What you have to do: Repeat each record word for word. Leave nothing out.

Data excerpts
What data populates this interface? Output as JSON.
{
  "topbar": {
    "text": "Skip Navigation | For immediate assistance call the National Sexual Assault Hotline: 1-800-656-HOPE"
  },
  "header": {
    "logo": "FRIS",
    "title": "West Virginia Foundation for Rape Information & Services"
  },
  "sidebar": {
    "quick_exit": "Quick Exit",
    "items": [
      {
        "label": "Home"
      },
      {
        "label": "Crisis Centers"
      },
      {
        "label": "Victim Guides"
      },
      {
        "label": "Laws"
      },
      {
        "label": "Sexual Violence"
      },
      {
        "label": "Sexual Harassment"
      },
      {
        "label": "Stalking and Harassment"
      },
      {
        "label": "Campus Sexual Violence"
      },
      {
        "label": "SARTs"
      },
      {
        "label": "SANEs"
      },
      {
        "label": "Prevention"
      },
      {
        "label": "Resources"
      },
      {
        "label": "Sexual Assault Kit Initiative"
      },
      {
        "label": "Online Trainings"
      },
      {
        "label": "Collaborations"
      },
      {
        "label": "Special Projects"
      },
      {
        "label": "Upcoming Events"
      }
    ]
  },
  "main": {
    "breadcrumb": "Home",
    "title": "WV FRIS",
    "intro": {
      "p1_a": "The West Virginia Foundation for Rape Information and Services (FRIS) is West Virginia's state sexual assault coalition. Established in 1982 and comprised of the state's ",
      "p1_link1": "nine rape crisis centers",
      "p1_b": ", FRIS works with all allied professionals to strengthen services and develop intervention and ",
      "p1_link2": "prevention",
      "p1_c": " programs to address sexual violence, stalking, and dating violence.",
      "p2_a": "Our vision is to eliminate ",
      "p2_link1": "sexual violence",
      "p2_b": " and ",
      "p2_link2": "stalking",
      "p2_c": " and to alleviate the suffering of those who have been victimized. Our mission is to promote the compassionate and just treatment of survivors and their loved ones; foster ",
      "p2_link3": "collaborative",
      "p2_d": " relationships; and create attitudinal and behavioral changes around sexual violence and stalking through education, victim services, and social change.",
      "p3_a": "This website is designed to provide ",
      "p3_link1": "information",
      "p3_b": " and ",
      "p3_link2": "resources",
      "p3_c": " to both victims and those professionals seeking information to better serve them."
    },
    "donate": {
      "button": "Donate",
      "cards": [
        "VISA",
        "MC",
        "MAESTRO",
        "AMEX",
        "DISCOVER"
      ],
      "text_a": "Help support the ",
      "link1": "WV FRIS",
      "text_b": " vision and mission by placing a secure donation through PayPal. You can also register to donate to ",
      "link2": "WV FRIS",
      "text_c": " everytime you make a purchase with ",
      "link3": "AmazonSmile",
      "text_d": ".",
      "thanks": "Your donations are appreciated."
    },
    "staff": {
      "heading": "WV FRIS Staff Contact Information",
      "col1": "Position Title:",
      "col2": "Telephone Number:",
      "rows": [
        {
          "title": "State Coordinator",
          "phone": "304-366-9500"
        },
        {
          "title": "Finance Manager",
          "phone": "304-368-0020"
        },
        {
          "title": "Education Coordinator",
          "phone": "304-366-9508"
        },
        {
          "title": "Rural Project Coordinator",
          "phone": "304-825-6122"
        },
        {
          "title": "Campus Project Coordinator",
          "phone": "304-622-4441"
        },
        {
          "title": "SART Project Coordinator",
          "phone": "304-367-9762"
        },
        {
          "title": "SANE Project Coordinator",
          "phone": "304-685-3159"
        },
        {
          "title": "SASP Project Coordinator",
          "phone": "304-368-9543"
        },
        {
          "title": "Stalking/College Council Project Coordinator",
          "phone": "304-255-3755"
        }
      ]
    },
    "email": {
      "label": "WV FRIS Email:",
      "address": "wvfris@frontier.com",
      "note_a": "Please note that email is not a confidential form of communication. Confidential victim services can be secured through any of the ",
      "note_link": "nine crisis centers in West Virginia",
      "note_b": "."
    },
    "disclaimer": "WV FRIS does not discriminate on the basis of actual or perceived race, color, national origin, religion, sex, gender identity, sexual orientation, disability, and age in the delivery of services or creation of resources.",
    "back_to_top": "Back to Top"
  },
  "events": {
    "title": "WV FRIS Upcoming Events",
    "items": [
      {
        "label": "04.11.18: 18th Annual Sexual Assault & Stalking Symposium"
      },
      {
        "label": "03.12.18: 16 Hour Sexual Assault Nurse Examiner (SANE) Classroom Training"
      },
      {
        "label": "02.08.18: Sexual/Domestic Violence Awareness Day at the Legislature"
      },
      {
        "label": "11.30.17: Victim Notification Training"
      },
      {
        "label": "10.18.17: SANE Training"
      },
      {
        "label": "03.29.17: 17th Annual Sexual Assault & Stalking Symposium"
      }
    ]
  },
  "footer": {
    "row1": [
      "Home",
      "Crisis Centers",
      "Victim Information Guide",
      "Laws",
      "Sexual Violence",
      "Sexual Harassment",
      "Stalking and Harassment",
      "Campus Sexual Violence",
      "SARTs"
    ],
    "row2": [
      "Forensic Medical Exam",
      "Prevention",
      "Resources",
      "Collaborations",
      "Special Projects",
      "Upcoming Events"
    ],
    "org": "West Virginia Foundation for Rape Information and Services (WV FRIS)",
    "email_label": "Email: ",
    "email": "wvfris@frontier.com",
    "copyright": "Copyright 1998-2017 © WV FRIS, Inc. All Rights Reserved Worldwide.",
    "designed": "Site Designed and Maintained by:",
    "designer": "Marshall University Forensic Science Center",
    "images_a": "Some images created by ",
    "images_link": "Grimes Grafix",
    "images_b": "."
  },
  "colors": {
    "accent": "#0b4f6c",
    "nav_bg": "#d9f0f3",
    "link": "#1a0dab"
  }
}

Answer space:
What data populates this interface? Output as JSON.
{
  "topbar": {
    "text": "Skip Navigation | For immediate assistance call the National Sexual Assault Hotline: 1-800-656-HOPE"
  },
  "header": {
    "logo": "FRIS",
    "title": "West Virginia Foundation for Rape Information & Services"
  },
  "sidebar": {
    "quick_exit": "Quick Exit",
    "items": [
      {
        "label": "Home"
      },
      {
        "label": "Crisis Centers"
      },
      {
        "label": "Victim Guides"
      },
      {
        "label": "Laws"
      },
      {
        "label": "Sexual Violence"
      },
      {
        "label": "Sexual Harassment"
      },
      {
        "label": "Stalking and Harassment"
      },
      {
        "label": "Campus Sexual Violence"
      },
      {
        "label": "SARTs"
      },
      {
        "label": "SANEs"
      },
      {
        "label": "Prevention"
      },
      {
        "label": "Resources"
      },
      {
        "label": "Sexual Assault Kit Initiative"
      },
      {
        "label": "Online Trainings"
      },
      {
        "label": "Collaborations"
      },
      {
        "label": "Special Projects"
      },
      {
        "label": "Upcoming Events"
      }
    ]
  },
  "main": {
    "breadcrumb": "Home",
    "title": "WV FRIS",
    "intro": {
      "p1_a": "The West Virginia Foundation for Rape Information and Services (FRIS) is West Virginia's state sexual assault coalition. Established in 1982 and comprised of the state's ",
      "p1_link1": "nine rape crisis centers",
      "p1_b": ", FRIS works with all allied professionals to strengthen services and develop intervention and ",
      "p1_link2": "prevention",
      "p1_c": " programs to address sexual violence, stalking, and dating violence.",
      "p2_a": "Our vision is to eliminate ",
      "p2_link1": "sexual violence",
      "p2_b": " and ",
      "p2_link2": "stalking",
      "p2_c": " and to alleviate the suffering of those who have been victimized. Our mission is to promote the compassionate and just treatment of survivors and their loved ones; foster ",
      "p2_link3": "collaborative",
      "p2_d": " relationships; and create attitudinal and behavioral changes around sexual violence and stalking through education, victim services, and social change.",
      "p3_a": "This website is designed to provide ",
      "p3_link1": "information",
      "p3_b": " and ",
      "p3_link2": "resources",
      "p3_c": " to both victims and those professionals seeking information to better serve them."
    },
    "donate": {
      "button": "Donate",
      "cards": [
        "VISA",
        "MC",
        "MAESTRO",
        "AMEX",
        "DISCOVER"
      ],
      "text_a": "Help support the ",
      "link1": "WV FRIS",
      "text_b": " vision and mission by placing a secure donation through PayPal. You can also register to donate to ",
      "link2": "WV FRIS",
      "text_c": " everytime you make a purchase with ",
      "link3": "AmazonSmile",
      "text_d": ".",
      "thanks": "Your donations are appreciated."
    },
    "staff": {
      "heading": "WV FRIS Staff Contact Information",
      "col1": "Position Title:",
      "col2": "Telephone Number:",
      "rows": [
        {
          "title": "State Coordinator",
          "phone": "304-366-9500"
        },
        {
          "title": "Finance Manager",
          "phone": "304-368-0020"
        },
        {
          "title": "Education Coordinator",
          "phone": "304-366-9508"
        },
        {
          "title": "Rural Project Coordinator",
          "phone": "304-825-6122"
        },
        {
          "title": "Campus Project Coordinator",
          "phone": "304-622-4441"
        },
        {
          "title": "SART Project Coordinator",
          "phone": "304-367-9762"
        },
        {
          "title": "SANE Project Coordinator",
          "phone": "304-685-3159"
        },
        {
          "title": "SASP Project Coordinator",
          "phone": "304-368-9543"
        },
        {
          "title": "Stalking/College Council Project Coordinator",
          "phone": "304-255-3755"
        }
      ]
    },
    "email": {
      "label": "WV FRIS Email:",
      "address": "wvfris@frontier.com",
      "note_a": "Please note that email is not a confidential form of communication. Confidential victim services can be secured through any of the ",
      "note_link": "nine crisis centers in West Virginia",
      "note_b": "."
    },
    "disclaimer": "WV FRIS does not discriminate on the basis of actual or perceived race, color, national origin, religion, sex, gender identity, sexual orientation, disability, and age in the delivery of services or creation of resources.",
    "back_to_top": "Back to Top"
  },
  "events": {
    "title": "WV FRIS Upcoming Events",
    "items": [
      {
        "label": "04.11.18: 18th Annual Sexual Assault & Stalking Symposium"
      },
      {
        "label": "03.12.18: 16 Hour Sexual Assault Nurse Examiner (SANE) Classroom Training"
      },
      {
        "label": "02.08.18: Sexual/Domestic Violence Awareness Day at the Legislature"
      },
      {
        "label": "11.30.17: Victim Notification Training"
      },
      {
        "label": "10.18.17: SANE Training"
      },
      {
        "label": "03.29.17: 17th Annual Sexual Assault & Stalking Symposium"
      }
    ]
  },
  "footer": {
    "row1": [
      "Home",
      "Crisis Centers",
      "Victim Information Guide",
      "Laws",
      "Sexual Violence",
      "Sexual Harassment",
      "Stalking and Harassment",
      "Campus Sexual Violence",
      "SARTs"
    ],
    "row2": [
      "Forensic Medical Exam",
      "Prevention",
      "Resources",
      "Collaborations",
      "Special Projects",
      "Upcoming Events"
    ],
    "org": "West Virginia Foundation for Rape Information and Services (WV FRIS)",
    "email_label": "Email: ",
    "email": "wvfris@frontier.com",
    "copyright": "Copyright 1998-2017 © WV FRIS, Inc. All Rights Reserved Worldwide.",
    "designed": "Site Designed and Maintained by:",
    "designer": "Marshall University Forensic Science Center",
    "images_a": "Some images created by ",
    "images_link": "Grimes Grafix",
    "images_b": "."
  },
  "colors": {
    "accent": "#0b4f6c",
    "nav_bg": "#d9f0f3",
    "link": "#1a0dab"
  }
}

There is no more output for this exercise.